A substantial component of CRAB’s work has focused on non-native species in the San Francisco Estuary, the most invaded estuary in the world.
Rapid Assessment Surveys
By organizing and implementing four surveys for non-native species in San Francisco Bay in 1993-1997, we developed a now widely-used Rapid Assessment (RA) survey approach for detecting and monitoring these species in marine waters. Similar surveys were later conducted, several of them with our help or under our leadership, in Washington, Oregon, southern California, New England, British Columbia, England, Panama and elsewhere; and a further survey was conducted in San Francisco Bay in 2004-2005, funded by the National Geographic Society.
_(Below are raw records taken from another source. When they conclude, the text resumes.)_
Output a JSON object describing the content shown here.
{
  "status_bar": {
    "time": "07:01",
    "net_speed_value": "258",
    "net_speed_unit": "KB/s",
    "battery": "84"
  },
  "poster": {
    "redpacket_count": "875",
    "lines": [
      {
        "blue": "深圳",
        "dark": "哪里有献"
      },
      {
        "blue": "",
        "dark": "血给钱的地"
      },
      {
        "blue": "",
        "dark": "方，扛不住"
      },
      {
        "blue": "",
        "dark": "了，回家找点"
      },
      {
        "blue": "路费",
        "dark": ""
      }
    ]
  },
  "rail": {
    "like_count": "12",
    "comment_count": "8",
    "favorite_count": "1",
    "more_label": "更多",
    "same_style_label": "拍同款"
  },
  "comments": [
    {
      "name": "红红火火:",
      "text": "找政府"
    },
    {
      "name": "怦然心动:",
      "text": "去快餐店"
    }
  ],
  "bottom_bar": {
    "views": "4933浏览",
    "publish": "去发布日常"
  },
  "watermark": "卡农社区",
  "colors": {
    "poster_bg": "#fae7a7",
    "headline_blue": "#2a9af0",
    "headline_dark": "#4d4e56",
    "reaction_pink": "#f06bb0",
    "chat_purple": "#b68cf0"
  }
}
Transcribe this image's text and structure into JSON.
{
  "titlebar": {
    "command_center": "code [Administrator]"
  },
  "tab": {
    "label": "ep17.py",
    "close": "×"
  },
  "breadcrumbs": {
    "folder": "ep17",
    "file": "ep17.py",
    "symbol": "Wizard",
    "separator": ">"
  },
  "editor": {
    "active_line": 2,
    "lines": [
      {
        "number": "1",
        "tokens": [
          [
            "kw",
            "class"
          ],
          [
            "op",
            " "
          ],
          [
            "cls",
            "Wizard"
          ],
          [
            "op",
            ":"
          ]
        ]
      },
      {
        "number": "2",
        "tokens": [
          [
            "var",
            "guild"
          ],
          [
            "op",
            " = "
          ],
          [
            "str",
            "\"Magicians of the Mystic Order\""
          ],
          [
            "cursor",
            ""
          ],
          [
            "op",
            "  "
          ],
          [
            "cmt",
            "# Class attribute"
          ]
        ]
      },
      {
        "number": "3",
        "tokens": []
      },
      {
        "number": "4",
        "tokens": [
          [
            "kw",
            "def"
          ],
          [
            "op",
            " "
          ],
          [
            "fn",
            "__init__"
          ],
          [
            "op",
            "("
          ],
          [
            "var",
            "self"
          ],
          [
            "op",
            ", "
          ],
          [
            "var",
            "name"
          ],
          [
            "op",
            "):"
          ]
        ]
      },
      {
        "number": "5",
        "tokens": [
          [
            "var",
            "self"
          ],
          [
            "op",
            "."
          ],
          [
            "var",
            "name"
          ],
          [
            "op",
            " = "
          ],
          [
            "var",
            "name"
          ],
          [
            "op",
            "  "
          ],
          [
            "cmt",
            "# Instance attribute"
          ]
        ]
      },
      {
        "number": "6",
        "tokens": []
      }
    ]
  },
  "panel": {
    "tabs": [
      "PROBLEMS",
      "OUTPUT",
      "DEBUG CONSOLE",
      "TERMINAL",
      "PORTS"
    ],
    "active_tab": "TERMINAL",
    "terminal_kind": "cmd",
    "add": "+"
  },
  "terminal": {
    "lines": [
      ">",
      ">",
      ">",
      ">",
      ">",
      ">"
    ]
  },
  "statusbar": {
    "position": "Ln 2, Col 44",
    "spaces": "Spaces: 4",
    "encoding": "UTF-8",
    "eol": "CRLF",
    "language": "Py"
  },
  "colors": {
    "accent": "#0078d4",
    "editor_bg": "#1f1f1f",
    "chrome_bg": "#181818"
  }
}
Typically, an RA survey is conducted by a team of half-a-dozen to a dozen senior taxonomists and taxonomic specialists, along with a few field assistants, who initially sort and identify organisms in the field (focusing on fouling, intertidal or shallow subtidal organisms) and then transport them immediately to the laboratory for final identification and verification usually within 6-24 hours. The opportunity for taxonomist specialists to conduct or direct the collecting at the field site aided by initial identifications, and to examine fresh/live material in the lab, are a great help in meeting the challenge of distinguishing and then identifying novel organisms from undetermined source regions. These regionally synoptic surveys have contributed to our knowledge of the status of invasions, promoted broader understanding and awareness of invasions among scientists, policymakers and the public, developed a cadre of marine taxonomists who continue to work on invasions, and provided valuable field experience to students.